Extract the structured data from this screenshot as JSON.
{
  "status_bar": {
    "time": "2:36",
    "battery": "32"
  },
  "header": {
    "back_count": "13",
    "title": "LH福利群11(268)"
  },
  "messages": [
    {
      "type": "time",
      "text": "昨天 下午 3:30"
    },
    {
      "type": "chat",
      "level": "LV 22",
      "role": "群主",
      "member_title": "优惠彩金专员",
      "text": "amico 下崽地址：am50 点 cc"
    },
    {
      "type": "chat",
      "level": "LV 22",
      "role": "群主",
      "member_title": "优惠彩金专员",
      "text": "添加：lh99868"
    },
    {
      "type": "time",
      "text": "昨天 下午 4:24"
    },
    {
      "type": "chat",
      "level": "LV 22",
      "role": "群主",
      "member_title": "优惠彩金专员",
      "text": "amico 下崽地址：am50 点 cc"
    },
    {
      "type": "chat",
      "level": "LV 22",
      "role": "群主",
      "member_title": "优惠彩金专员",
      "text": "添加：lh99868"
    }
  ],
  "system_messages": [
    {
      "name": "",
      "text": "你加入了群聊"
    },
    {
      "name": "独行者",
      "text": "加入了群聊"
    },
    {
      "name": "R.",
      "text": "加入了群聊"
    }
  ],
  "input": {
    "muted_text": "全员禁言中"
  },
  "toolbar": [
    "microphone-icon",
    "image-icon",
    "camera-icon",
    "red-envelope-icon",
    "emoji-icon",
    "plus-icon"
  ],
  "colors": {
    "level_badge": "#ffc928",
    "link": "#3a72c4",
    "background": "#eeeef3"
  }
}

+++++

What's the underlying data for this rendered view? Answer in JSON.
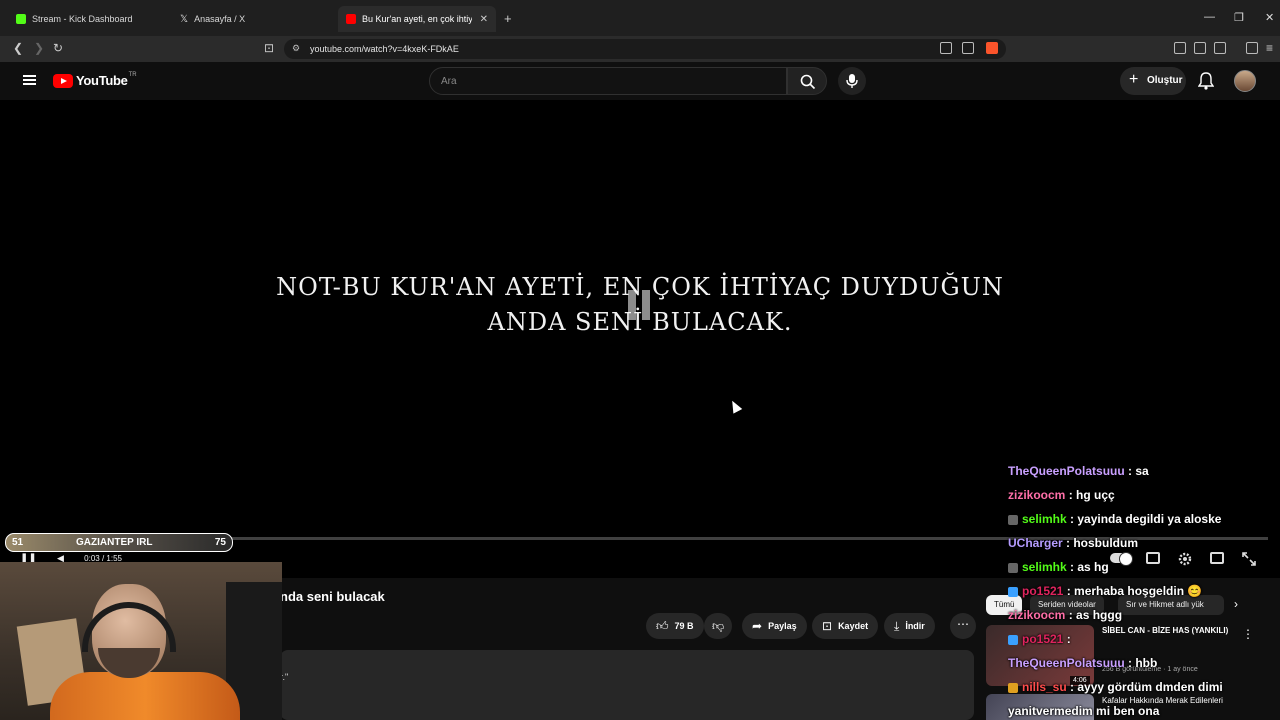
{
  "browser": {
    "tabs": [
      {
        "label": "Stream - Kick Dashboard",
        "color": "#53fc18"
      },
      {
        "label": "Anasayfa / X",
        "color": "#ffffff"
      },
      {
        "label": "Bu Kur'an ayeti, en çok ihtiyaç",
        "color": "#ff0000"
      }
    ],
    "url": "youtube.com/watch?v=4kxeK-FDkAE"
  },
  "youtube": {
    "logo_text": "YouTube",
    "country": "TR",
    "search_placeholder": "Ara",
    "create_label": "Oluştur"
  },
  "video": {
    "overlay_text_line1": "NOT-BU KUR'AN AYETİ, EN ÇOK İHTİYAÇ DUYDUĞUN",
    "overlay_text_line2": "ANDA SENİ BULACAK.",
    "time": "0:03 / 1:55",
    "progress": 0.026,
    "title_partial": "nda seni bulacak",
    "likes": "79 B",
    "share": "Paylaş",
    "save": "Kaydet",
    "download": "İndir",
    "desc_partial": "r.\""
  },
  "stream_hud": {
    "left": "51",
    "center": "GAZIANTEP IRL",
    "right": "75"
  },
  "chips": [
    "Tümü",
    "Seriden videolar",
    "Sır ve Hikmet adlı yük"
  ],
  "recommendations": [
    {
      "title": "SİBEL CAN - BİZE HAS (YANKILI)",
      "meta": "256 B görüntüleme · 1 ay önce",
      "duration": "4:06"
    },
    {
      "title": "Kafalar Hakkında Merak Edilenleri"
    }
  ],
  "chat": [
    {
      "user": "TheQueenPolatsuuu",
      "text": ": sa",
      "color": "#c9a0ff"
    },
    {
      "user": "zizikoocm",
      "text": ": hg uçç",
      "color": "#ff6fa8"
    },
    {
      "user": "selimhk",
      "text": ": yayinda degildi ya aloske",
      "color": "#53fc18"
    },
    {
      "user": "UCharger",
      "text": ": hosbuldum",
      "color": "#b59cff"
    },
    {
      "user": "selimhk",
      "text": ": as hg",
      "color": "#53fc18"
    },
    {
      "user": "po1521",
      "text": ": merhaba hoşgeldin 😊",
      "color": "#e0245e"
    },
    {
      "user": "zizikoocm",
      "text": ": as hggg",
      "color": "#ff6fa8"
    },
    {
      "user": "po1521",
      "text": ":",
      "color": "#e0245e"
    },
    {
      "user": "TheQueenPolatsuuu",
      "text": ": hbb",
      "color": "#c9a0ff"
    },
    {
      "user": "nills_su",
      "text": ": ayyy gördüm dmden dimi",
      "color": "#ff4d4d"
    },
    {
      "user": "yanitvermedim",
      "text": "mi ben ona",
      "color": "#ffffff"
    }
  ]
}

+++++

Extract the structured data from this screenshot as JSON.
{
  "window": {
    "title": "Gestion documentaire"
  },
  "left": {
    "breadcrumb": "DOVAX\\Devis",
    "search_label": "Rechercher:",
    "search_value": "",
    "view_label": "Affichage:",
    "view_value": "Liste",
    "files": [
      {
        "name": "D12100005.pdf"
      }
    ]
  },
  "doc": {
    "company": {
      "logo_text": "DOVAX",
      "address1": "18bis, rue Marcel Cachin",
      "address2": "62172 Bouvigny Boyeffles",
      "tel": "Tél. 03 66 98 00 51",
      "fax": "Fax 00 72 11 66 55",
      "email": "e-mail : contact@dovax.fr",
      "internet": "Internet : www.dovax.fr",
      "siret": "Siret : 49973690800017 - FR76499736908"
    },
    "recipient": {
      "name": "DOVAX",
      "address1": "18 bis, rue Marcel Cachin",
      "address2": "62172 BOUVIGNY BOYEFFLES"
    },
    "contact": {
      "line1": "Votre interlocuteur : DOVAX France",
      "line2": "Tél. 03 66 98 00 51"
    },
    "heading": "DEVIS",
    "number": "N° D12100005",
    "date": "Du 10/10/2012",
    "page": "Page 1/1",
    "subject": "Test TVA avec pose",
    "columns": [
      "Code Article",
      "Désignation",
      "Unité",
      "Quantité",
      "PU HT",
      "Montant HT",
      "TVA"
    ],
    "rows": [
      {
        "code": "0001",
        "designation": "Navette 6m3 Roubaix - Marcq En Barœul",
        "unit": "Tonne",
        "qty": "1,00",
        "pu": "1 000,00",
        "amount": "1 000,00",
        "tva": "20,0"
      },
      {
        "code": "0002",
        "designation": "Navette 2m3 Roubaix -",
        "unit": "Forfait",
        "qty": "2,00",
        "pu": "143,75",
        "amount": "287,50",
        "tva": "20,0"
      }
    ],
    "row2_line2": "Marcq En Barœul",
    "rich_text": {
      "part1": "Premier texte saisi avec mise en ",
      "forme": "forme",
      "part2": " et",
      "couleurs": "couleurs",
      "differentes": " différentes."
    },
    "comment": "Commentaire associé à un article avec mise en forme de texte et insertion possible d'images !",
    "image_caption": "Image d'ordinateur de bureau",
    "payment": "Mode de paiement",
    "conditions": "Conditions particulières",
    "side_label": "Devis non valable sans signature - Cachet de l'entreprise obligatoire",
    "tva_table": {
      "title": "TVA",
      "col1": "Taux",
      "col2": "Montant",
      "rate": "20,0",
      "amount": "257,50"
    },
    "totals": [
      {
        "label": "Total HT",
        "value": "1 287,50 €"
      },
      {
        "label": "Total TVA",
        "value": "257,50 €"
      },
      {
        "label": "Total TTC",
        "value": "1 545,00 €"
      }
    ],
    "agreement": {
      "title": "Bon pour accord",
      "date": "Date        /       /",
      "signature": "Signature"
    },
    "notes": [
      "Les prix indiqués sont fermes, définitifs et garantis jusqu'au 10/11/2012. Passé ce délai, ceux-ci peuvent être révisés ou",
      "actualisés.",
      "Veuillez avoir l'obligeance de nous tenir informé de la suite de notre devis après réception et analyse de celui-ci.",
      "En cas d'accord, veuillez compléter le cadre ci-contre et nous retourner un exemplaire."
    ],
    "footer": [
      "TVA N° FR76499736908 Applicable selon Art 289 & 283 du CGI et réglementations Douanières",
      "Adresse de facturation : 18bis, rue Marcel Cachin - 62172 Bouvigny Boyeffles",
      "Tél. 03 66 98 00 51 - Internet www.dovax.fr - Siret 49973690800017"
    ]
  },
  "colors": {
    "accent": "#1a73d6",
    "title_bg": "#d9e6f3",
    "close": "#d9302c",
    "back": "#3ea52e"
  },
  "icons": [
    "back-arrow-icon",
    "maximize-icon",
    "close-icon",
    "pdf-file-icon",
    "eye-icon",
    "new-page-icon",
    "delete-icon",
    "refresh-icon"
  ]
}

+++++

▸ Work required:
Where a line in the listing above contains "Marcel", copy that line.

▸ Final answer:
      "address1": "18bis, rue Marcel Cachin",
      "address1": "18 bis, rue Marcel Cachin",
      "Adresse de facturation : 18bis, rue Marcel Cachin - 62172 Bouvigny Boyeffles",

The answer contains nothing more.